6. Remember when I said earlier that I needed to spell the word rose and I said each sound to myself and wrote it on the board for you to see? Well, now you guys are going to do the same thing as we spell these words. In your boxes, you are going to place each individual sound not letter as I call the words to it. Since we are using our letterboxes today, the silent e that we talked about earlier can go outside your boxes because we don’t hear it. Let’s try a word together first. How about the word bone. Let’s see I hear bbb-bbb-bbbb-oooo-ooooo-nnnnnnn I hear /b/ /O/ and /n/ but if I leave the o by itself it would say /o/ so I am going to put the silent e outside the third letterbox so that o will say /O/. Bone. Does everyone see that? Do any of you have any questions? Good job, then we will move on.
7. Since everyone has their letterboxes out, let’s fold them so only two are showing. Let’s start spelling our words. Remember, we are going to place each individual sound, not each individual letter in our letterboxes. Using two letterboxes, I want you to spell the first word each. Each. Each of you are very smart. Use this time to walk around and observe students as they are spelling words. If problems are evident, model for students the correct way to find the answer. folded to where only three are showing, I think we’re ready to begin spelling words! Remember to think about each sound that you hear and place each sound into a different letterbox. Okay, how about the word see. See. I see you. Keep walking around students to make sure they are being successful with their spellings. Good job. Now, we are going to use three letter boxes. Let’s spell the word poke. Poke. My mom tells me to be quiet or she will poke me. Pole. Finish the three, four, and five phoneme words the same way. Have students change the number of letterboxes at the end of each list.
8. Once all the words have been spelled, give each student a list of words. Now that we have finished spelling all of our words, we are going to read these words one at a time from top to bottom. Each time I clap, I want you to read the next word. Put your listening ears on and let’s begin. Clap and begin reading the words. Walk around and make sure all students are being successful.
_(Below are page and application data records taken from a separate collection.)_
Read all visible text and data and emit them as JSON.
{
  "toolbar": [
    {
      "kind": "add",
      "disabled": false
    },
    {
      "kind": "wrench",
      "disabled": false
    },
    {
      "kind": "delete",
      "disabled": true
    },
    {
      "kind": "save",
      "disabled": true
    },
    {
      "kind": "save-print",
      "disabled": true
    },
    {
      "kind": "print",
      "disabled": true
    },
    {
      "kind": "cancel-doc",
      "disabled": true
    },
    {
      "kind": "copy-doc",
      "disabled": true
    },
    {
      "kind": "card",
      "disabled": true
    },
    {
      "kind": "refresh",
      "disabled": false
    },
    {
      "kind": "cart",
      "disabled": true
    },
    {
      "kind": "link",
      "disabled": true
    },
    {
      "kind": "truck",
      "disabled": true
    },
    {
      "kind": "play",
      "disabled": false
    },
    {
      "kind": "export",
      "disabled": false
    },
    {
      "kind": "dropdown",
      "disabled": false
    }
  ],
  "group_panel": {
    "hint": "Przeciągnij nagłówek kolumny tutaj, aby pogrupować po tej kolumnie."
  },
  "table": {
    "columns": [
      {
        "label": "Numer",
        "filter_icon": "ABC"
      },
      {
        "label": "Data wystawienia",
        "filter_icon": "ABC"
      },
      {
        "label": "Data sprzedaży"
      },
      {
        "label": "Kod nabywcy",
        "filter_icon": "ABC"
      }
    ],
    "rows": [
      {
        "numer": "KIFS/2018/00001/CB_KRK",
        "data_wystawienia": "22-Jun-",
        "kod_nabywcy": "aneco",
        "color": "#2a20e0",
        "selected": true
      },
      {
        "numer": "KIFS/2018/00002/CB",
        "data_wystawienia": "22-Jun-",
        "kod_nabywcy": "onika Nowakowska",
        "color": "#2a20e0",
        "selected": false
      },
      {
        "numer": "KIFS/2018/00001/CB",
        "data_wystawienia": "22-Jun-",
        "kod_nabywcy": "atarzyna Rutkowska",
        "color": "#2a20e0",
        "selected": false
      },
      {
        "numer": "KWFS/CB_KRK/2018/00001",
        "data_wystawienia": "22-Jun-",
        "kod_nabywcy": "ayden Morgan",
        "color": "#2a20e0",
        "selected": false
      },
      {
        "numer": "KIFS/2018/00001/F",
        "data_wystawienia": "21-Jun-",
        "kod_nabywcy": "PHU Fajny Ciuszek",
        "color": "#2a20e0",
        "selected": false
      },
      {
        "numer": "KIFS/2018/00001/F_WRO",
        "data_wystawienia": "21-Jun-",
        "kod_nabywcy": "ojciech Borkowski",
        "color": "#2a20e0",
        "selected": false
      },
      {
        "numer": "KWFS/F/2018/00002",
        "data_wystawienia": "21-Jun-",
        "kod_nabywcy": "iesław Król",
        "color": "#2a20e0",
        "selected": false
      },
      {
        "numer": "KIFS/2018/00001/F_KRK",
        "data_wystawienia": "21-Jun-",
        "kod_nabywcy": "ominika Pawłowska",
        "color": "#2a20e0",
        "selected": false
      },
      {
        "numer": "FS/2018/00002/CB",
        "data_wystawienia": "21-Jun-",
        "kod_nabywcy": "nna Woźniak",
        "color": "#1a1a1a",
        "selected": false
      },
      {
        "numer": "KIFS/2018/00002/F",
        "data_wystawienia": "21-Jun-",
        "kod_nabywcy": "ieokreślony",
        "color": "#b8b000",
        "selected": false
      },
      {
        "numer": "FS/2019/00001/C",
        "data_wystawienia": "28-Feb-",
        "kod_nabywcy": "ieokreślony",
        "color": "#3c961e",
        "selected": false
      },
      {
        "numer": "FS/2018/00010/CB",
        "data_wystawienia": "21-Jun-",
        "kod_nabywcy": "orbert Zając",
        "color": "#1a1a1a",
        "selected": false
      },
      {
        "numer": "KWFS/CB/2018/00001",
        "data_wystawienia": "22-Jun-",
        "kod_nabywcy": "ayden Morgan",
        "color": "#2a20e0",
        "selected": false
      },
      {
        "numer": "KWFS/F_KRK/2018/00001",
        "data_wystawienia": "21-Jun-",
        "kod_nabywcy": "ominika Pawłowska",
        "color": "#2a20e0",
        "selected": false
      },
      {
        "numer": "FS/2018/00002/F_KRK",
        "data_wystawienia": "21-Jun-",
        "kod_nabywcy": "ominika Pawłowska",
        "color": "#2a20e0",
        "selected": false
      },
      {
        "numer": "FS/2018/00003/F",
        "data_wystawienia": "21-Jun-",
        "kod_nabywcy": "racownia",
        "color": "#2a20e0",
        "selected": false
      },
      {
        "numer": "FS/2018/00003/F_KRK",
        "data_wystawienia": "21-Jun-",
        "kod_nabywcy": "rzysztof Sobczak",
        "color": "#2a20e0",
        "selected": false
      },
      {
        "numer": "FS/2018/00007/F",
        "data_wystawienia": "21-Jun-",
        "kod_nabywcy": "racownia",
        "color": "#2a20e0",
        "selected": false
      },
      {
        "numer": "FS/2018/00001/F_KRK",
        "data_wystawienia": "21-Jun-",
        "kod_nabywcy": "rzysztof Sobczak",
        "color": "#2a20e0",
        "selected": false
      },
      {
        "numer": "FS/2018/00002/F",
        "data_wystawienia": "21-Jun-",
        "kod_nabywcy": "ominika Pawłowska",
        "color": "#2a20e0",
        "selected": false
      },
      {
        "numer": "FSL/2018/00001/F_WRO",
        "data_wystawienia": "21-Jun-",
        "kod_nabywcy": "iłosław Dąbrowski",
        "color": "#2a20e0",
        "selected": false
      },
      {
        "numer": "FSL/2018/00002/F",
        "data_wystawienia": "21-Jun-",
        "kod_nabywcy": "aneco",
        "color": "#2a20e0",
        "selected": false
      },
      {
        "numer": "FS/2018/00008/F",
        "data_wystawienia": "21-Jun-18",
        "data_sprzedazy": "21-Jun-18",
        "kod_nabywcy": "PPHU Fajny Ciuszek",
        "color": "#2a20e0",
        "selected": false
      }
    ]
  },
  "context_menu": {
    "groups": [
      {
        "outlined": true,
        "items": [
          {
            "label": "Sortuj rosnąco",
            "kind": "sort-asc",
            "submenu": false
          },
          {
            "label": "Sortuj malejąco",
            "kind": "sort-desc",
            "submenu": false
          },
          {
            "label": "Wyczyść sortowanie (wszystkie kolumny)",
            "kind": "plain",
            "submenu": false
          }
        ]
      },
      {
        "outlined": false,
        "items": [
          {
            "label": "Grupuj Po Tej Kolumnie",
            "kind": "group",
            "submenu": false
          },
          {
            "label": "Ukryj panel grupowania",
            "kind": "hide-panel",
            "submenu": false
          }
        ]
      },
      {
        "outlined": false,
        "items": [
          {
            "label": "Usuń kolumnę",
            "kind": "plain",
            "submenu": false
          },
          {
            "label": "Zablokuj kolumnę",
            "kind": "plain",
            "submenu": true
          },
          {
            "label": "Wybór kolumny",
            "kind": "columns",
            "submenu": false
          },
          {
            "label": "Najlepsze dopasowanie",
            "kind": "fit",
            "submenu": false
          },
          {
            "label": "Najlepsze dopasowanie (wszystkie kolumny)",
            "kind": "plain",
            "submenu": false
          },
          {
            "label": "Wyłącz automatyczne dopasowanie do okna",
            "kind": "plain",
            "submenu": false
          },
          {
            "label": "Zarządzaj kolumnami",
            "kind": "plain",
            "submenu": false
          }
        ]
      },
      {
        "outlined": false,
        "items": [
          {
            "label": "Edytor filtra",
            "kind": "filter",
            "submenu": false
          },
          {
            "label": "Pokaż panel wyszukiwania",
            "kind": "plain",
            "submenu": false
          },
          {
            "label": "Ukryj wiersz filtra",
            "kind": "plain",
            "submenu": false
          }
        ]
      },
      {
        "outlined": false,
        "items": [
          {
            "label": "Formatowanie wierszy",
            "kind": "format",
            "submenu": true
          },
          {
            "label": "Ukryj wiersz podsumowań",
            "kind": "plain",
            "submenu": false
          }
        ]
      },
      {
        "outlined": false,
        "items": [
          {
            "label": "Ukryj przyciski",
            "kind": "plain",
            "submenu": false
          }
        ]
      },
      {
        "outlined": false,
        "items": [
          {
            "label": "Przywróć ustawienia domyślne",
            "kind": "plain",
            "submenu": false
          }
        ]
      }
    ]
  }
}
9. After reading the list, gather students together and give a book talk about Bo and Rose. Rose has a pet goat named Bo. Rose ties Bo up so he will not run away. But something bad happens. Bo chews through his rope and runs away. Will Rose ever find her pet, Bo, again? We’ll have to find out when we read Bo and Rose. Distribute class copies of the book and divide students into partners. Every time you read a word with /O/ in it I want you to point to your partner okay?
10. For assessment, allow each student to read Bo and Rose to partners and have the partners fill out assessment sheets such as I noticed you read faster, with more expression, more fluently, etc. This will be done during the 2nd reading by each student. Then, show each student flashcards with words including o_e = /O/ and previous correspondences learned. Allow the student to read each word while you check the words on a list, making note of any miscues. The word list may include words such as sop, smoke, take, sneak, mope, slope, pop, stone, and him. Words with the /O/ sound will be useful in order for students to be able to distinguish between the short and long o. (/O/ and /o/)
*Elkonin letterboxes may be made for each student by cutting cardstock paper into 4" x 4" squares and taping them together so that they can easily fold. For teacher letterboxes, ¼ of a poster board may be used for each letterbox, using the same taping method.
Beck, Isabel L. Making Sense of Phonics: The Hows and Whys. 2006.
Hollis, Karla. Uh-Oh. http://www.auburn.edu/academic/education/reading_genie/invent/hollisbr.html
(1990) Bo and Rose. Phonics Readers Long Vowels. Educational Insights